Each line containing the word "title" must be copied from the material below.

## Records for the exercise
++++

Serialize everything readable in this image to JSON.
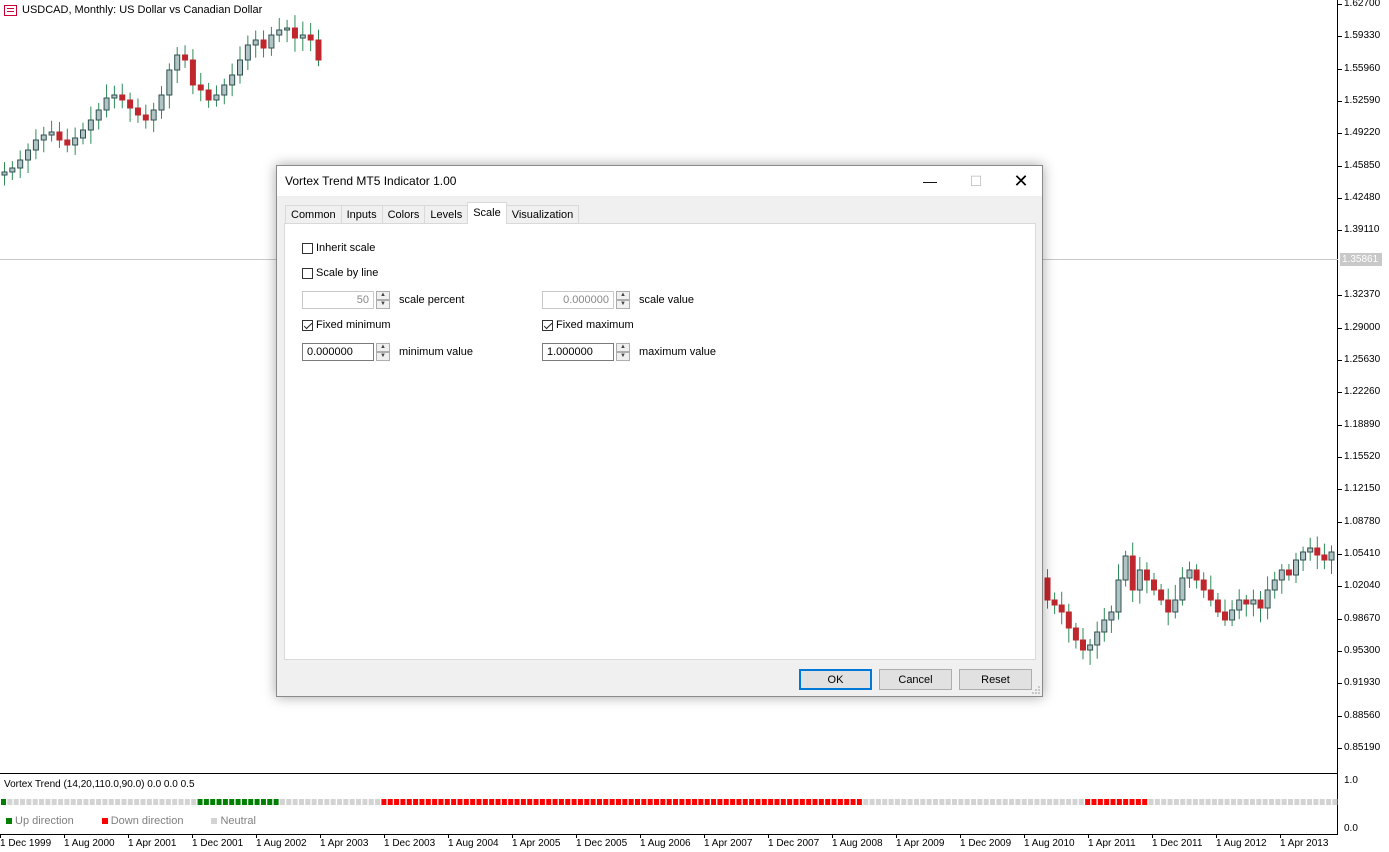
{
  "chart": {
    "title": "USDCAD, Monthly:  US Dollar vs Canadian Dollar",
    "current_price": "1.35861",
    "price_ticks": [
      "1.62700",
      "1.59330",
      "1.55960",
      "1.52590",
      "1.49220",
      "1.45850",
      "1.42480",
      "1.39110",
      "1.32370",
      "1.29000",
      "1.25630",
      "1.22260",
      "1.18890",
      "1.15520",
      "1.12150",
      "1.08780",
      "1.05410",
      "1.02040",
      "0.98670",
      "0.95300",
      "0.91930",
      "0.88560",
      "0.85190"
    ],
    "time_ticks": [
      "1 Dec 1999",
      "1 Aug 2000",
      "1 Apr 2001",
      "1 Dec 2001",
      "1 Aug 2002",
      "1 Apr 2003",
      "1 Dec 2003",
      "1 Aug 2004",
      "1 Apr 2005",
      "1 Dec 2005",
      "1 Aug 2006",
      "1 Apr 2007",
      "1 Dec 2007",
      "1 Aug 2008",
      "1 Apr 2009",
      "1 Dec 2009",
      "1 Aug 2010",
      "1 Apr 2011",
      "1 Dec 2011",
      "1 Aug 2012",
      "1 Apr 2013"
    ],
    "colors": {
      "bull": "#2f4f4f",
      "bull_fill": "#b0c4c4",
      "bear": "#c0272d",
      "wick": "#2e8b57"
    }
  },
  "indicator": {
    "title": "Vortex Trend (14,20,110.0,90.0) 0.0 0.0 0.5",
    "axis_top": "1.0",
    "axis_bottom": "0.0",
    "legend": [
      {
        "label": "Up direction",
        "color": "#008000"
      },
      {
        "label": "Down direction",
        "color": "#ff0000"
      },
      {
        "label": "Neutral",
        "color": "#d3d3d3"
      }
    ]
  },
  "dialog": {
    "title": "Vortex Trend MT5 Indicator 1.00",
    "window_buttons": {
      "minimize": "—",
      "maximize": "☐",
      "close": "✕"
    },
    "tabs": [
      "Common",
      "Inputs",
      "Colors",
      "Levels",
      "Scale",
      "Visualization"
    ],
    "active_tab": "Scale",
    "inherit_scale": {
      "label": "Inherit scale",
      "checked": false
    },
    "scale_by_line": {
      "label": "Scale by line",
      "checked": false
    },
    "scale_percent": {
      "value": "50",
      "label": "scale percent"
    },
    "scale_value": {
      "value": "0.000000",
      "label": "scale value"
    },
    "fixed_minimum": {
      "label": "Fixed minimum",
      "checked": true
    },
    "fixed_maximum": {
      "label": "Fixed maximum",
      "checked": true
    },
    "minimum_value": {
      "value": "0.000000",
      "label": "minimum value"
    },
    "maximum_value": {
      "value": "1.000000",
      "label": "maximum value"
    },
    "buttons": {
      "ok": "OK",
      "cancel": "Cancel",
      "reset": "Reset"
    }
  }
}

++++

## Output of the task
    "title": "USDCAD, Monthly:  US Dollar vs Canadian Dollar",
    "title": "Vortex Trend (14,20,110.0,90.0) 0.0 0.0 0.5",
    "title": "Vortex Trend MT5 Indicator 1.00",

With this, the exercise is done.